Photo: Ron Ward The canadian Press
The government has indicated that it could cost up to $ 1 billion to stabilize and fix the payroll system, designed by IBM.
Ottawa — In the midst of the Holidays, some federal employees may become new bottlenecks in the payroll system Phoenix, who caused a lot of trouble up here.
The responsible of payroll services within the federal government have been warned that they were to receive by Friday a list of employees who would not receive the totality of what is due to them, or even that would not be paid at all.
New problems have been discovered in the processing the last payroll of the year, December 27. According to officials, certain transactions inserted in the system Phoenix at the beginning of November have not been processed, which has caused a new backlog in the pile of problematic files.
Les Linklater, the assistant deputy minister for public Services and Procurement, has provided this week a note to the managers of the payroll services in order that they contact some employees who may be in need of emergency financial assistance during the Holiday season.

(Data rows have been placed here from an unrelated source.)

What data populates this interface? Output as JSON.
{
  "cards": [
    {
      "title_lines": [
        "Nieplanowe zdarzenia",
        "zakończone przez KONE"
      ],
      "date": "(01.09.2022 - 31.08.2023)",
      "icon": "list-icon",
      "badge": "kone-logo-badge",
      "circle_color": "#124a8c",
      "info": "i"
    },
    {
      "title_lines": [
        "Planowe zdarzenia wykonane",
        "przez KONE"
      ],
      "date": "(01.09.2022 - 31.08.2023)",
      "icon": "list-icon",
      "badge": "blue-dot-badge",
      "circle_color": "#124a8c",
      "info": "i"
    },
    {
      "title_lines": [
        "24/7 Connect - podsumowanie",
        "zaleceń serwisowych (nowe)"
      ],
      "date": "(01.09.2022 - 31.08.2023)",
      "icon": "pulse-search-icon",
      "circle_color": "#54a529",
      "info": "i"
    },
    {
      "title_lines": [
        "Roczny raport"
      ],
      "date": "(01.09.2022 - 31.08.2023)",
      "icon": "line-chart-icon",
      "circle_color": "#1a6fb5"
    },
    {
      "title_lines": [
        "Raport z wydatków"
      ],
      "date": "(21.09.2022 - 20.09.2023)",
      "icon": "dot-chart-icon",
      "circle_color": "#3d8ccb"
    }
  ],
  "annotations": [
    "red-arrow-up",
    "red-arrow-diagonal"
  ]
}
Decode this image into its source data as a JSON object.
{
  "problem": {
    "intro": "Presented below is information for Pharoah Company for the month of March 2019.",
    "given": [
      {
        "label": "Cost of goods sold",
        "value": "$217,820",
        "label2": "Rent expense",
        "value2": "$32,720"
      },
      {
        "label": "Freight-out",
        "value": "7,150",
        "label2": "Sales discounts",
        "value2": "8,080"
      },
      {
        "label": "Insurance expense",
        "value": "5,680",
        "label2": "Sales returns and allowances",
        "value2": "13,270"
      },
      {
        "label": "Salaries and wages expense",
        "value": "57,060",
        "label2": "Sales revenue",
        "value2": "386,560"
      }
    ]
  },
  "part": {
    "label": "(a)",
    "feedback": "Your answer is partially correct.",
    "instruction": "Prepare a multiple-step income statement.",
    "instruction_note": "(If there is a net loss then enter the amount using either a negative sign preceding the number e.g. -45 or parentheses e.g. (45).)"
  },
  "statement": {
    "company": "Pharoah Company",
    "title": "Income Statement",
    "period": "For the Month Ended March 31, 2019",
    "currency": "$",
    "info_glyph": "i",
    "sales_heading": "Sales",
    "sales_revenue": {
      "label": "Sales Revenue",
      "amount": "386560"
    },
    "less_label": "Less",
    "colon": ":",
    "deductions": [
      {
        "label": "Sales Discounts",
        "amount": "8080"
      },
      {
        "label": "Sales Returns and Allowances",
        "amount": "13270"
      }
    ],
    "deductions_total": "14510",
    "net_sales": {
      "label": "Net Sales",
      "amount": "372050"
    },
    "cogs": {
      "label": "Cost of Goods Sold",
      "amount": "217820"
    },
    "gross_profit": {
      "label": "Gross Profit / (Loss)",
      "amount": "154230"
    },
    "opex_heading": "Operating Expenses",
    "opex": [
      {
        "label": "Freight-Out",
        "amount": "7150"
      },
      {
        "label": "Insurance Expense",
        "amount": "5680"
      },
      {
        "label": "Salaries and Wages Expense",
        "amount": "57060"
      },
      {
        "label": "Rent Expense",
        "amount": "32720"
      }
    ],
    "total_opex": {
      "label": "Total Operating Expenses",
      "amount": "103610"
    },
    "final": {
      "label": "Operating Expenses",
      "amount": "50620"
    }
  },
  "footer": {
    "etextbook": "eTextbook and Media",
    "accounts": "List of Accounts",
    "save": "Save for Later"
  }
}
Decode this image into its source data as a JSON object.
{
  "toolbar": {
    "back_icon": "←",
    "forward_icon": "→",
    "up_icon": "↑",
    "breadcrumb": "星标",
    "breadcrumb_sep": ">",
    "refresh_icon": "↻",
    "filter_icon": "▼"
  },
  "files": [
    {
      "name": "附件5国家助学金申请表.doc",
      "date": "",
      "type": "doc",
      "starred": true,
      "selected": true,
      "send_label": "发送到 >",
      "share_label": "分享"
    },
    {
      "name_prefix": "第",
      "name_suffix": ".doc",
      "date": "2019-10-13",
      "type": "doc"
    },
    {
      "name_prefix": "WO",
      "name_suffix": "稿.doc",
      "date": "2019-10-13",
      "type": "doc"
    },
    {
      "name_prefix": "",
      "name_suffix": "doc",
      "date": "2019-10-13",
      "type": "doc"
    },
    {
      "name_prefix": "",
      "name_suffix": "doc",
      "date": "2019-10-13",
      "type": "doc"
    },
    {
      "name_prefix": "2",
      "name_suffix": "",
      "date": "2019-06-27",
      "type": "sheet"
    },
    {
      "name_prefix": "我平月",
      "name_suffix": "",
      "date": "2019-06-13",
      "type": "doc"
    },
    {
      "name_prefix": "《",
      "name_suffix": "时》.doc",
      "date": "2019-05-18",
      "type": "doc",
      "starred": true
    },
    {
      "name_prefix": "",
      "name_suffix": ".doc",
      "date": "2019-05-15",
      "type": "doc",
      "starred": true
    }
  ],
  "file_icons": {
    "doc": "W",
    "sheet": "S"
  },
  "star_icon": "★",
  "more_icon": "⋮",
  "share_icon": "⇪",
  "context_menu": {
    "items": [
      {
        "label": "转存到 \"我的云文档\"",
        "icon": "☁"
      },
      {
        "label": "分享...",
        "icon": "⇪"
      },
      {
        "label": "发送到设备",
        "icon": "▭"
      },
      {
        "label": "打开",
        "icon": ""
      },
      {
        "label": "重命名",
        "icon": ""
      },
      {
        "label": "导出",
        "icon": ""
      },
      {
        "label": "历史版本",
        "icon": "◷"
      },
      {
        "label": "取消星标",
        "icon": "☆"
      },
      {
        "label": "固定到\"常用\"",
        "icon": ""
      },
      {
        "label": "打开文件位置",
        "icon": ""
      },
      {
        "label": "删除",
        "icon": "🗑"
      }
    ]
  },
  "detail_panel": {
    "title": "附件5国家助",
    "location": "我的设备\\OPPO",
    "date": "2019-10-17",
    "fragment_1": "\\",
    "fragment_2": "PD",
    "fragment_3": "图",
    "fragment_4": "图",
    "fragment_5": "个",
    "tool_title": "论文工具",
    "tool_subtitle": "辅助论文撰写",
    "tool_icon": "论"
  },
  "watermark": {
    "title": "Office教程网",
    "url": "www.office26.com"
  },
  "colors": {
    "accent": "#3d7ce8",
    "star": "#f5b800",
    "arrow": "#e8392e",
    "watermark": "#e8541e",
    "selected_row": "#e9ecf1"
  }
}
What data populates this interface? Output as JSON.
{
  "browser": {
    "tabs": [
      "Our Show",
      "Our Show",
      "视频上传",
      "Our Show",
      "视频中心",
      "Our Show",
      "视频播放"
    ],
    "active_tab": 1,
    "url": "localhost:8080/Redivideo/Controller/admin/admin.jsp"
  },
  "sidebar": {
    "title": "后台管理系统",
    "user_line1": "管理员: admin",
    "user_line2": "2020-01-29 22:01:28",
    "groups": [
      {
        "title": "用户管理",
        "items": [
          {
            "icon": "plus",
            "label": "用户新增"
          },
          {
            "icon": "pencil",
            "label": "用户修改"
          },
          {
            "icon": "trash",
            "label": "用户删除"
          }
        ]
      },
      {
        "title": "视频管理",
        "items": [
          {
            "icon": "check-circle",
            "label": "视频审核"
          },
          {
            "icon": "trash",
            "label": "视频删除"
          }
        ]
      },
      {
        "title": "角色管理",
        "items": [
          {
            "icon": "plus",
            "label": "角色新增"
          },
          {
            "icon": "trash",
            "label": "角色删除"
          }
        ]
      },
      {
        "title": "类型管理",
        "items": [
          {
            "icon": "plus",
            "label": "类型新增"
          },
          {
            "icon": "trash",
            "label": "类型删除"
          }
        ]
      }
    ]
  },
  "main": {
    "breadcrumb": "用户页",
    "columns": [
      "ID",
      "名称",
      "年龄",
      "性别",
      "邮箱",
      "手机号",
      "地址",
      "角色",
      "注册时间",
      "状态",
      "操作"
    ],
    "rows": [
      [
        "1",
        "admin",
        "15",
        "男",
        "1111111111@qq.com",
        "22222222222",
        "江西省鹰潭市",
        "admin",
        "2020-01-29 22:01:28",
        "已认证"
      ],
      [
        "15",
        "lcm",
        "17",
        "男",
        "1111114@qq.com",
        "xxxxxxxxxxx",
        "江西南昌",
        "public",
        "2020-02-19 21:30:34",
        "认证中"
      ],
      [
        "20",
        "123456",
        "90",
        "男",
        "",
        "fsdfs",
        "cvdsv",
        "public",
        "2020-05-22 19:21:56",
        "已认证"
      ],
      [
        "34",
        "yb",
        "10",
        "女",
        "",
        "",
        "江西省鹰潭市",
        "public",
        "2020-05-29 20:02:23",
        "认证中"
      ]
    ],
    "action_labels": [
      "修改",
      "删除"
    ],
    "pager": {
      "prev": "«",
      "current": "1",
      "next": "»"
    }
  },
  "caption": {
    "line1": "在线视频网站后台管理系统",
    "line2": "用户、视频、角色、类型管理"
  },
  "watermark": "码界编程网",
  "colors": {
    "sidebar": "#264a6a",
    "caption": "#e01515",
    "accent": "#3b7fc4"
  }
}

According to the ministry, the new problem, which would be due to human error and a technical glitch, has been resolved since, but some officials still reported shortfalls in their pay-cheque.
The auditor general revealed last month that about 150,000 federal public servants — almost half of the workforce — had been affected by the misfire of Phoenix. Many of them have not received what they expected, others have too received, but some have received nothing at all.
The government has indicated that it could cost up to $ 1 billion to stabilize and fix the payroll system, designed by IBM. Phoenix had been put in place originally to modernize the pay system and achieve economies of scale. Since its implementation in February 2016, he does not cease to know misfires.